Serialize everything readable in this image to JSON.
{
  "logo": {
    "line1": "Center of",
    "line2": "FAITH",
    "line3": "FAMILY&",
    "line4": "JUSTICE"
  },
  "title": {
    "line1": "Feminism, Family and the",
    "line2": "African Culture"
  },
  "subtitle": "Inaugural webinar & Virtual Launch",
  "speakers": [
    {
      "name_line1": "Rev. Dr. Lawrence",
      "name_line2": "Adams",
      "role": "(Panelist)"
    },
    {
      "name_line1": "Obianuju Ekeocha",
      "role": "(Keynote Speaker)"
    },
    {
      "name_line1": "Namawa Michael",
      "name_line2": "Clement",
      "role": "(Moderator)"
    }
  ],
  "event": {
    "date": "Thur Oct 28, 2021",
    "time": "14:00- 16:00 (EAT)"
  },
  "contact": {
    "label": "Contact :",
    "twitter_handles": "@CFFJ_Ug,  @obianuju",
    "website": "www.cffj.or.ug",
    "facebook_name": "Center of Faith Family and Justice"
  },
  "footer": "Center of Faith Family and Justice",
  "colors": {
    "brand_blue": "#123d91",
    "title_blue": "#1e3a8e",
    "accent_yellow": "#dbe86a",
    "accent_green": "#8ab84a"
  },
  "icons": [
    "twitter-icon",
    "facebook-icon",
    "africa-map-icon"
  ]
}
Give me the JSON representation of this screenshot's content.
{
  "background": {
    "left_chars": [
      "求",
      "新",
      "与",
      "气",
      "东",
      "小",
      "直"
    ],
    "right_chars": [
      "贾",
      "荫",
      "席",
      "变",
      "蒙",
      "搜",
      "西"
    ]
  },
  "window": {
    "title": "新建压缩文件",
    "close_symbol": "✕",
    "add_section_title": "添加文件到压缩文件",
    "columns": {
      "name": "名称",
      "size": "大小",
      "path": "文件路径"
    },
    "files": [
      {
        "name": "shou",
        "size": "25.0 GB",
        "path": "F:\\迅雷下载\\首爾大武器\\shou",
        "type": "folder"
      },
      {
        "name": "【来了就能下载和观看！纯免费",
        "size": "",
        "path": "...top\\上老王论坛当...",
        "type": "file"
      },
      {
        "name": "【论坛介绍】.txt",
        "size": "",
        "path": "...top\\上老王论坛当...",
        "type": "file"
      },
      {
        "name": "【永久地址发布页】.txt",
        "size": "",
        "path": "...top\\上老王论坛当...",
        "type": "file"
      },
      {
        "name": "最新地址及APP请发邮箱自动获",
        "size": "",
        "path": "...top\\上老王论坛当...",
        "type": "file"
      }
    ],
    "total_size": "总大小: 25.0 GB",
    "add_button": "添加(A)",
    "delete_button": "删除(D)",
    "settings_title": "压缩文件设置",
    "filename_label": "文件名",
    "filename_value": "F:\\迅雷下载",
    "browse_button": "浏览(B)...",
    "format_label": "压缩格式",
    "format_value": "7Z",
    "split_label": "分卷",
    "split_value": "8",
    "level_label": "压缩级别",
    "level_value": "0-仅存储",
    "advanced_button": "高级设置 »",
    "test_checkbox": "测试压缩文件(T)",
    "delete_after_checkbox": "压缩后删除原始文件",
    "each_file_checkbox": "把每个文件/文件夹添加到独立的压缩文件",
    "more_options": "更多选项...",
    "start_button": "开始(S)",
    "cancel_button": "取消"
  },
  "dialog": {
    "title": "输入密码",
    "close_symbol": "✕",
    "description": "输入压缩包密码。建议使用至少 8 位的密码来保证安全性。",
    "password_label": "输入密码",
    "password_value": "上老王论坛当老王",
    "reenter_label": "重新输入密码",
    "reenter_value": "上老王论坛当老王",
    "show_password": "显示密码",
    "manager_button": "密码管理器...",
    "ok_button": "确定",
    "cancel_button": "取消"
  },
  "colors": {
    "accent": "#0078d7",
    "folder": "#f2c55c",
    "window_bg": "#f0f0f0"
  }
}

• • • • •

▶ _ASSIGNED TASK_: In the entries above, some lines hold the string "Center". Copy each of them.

▶ _ANSWER FOR THE TASK_:
    "line1": "Center of",
    "facebook_name": "Center of Faith Family and Justice"
  "footer": "Center of Faith Family and Justice",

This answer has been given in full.